Muslim leaders question evidence behind counter-terrorism raids

5752996-3x2-700x467By Stephanie Smail,

Muslim leaders say questions are mounting about what evidence police had to justify yesterday’s massive anti-terrorism raids in Sydney and Brisbane.

Australia’s largest Muslim organisations have issued joint response to yesterday’s raids, urging calm.

It followed a rally in the Sydney suburb of Lakemba, in response to what has been described as police brutality during the operation.

Lebanese Muslim Association head Samier Dandan said leaders are trying to maintain calm and wait for the facts to surface.

“Once those facts are made available that’s when the community can be in a much better position to decide whether this is something that had to be done in order to protect the safety of all Australians,” Mr Dandan said.

“Or what I fear and I’m very much concerned about even on that notion, if this was basically a move based on chatter. Because if that is the case then it feeds into some stories that are currently surfacing that this is purely, was a PR exercise.”

Mr Dandan said the lack of public information about the police investigation is generating community concern.

“Out of the 15 arrests for what I have been informed as of last night only one has been charged and we still don’t understand what those charges are,” he said.

“So after all of these search warrants and 15 arrests, how many of those are still in custody I have no idea.

“The only information that we have is one person has been charged. So if there was such a critical surveillance taking place surely then there should have been more that should have been charged.”

He said there is some resentment in the Muslim community over the lack of information from police.

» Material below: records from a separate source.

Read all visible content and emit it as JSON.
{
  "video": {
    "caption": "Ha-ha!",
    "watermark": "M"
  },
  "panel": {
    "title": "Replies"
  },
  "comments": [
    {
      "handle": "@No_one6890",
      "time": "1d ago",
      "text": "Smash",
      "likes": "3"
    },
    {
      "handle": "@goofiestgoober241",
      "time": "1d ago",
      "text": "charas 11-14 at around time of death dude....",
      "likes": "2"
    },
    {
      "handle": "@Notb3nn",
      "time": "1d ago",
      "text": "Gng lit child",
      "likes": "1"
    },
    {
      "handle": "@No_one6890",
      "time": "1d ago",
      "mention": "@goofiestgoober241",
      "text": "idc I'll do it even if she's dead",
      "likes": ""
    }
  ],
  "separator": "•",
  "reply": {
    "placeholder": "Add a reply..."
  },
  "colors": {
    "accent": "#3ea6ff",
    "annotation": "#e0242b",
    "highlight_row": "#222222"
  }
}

“There is resentment and in fact yesterday there was a protest in front of Lakemba station at seven o’clock by a few Muslim groups which basically highlighted that resentment,” Mr Dandan said.

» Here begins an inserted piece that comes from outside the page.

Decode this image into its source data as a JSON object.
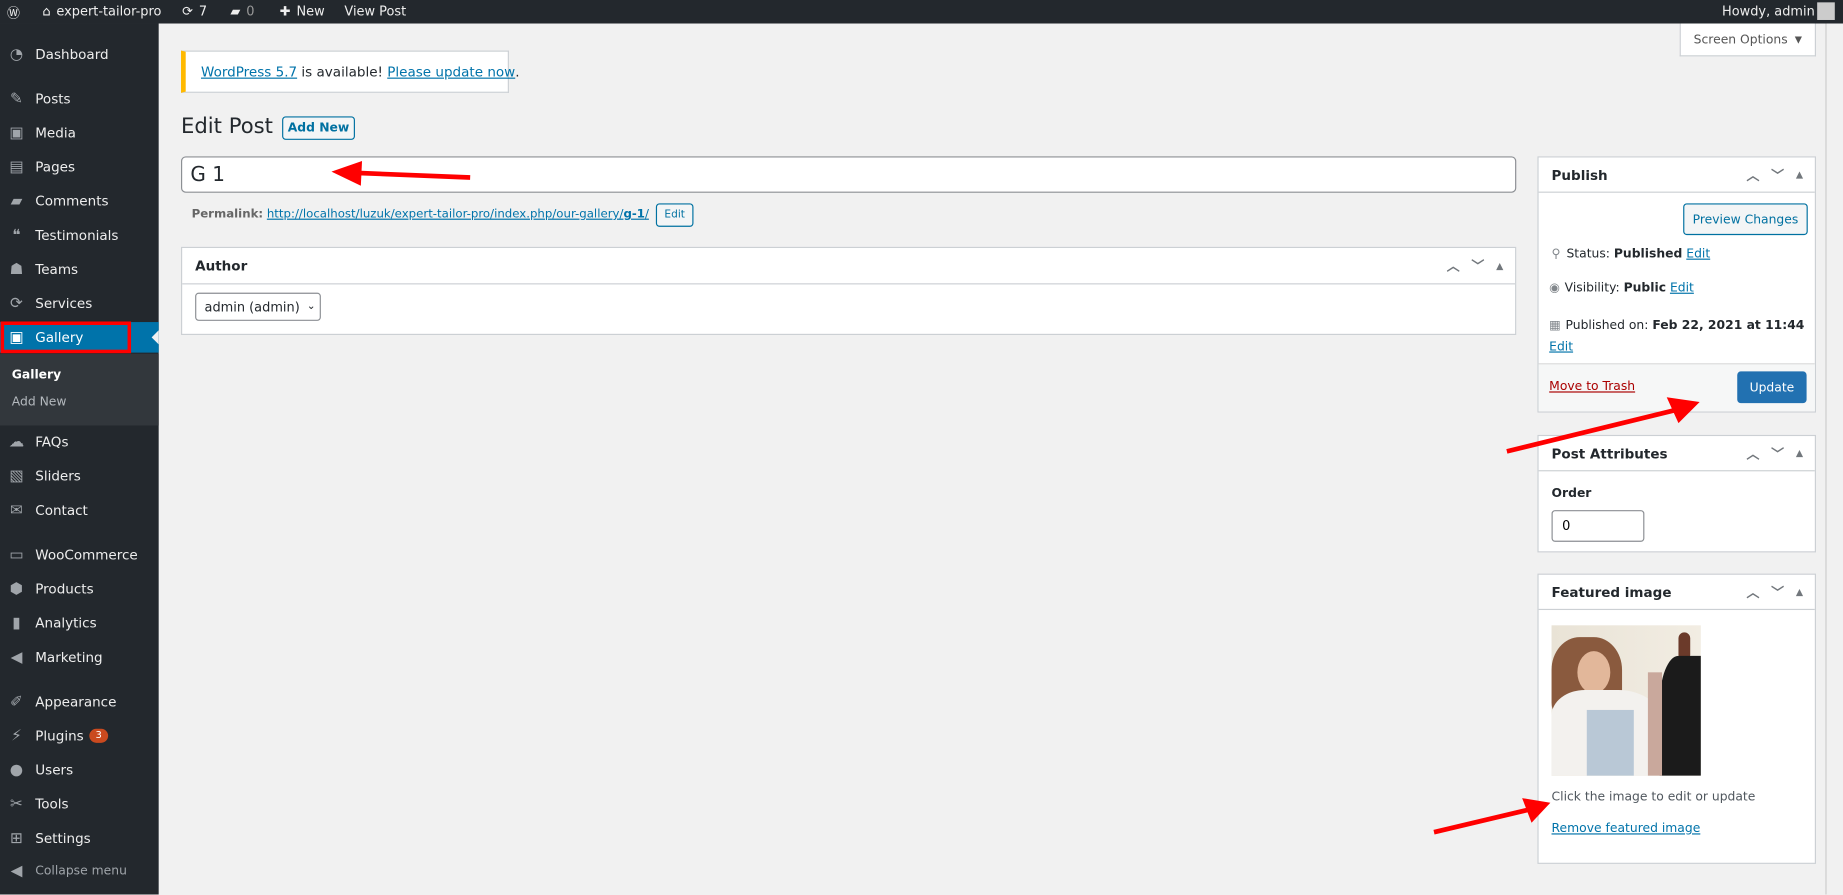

“We as leaders – we are trying to remain calm, we’re trying to wait until the information becomes more available where we have facts that we can deliberate on and at this point in time we don’t, so we’re not going to get caught up in any frenzy.”

AUDIO: Listen to Stephanie Smail’s report (PM)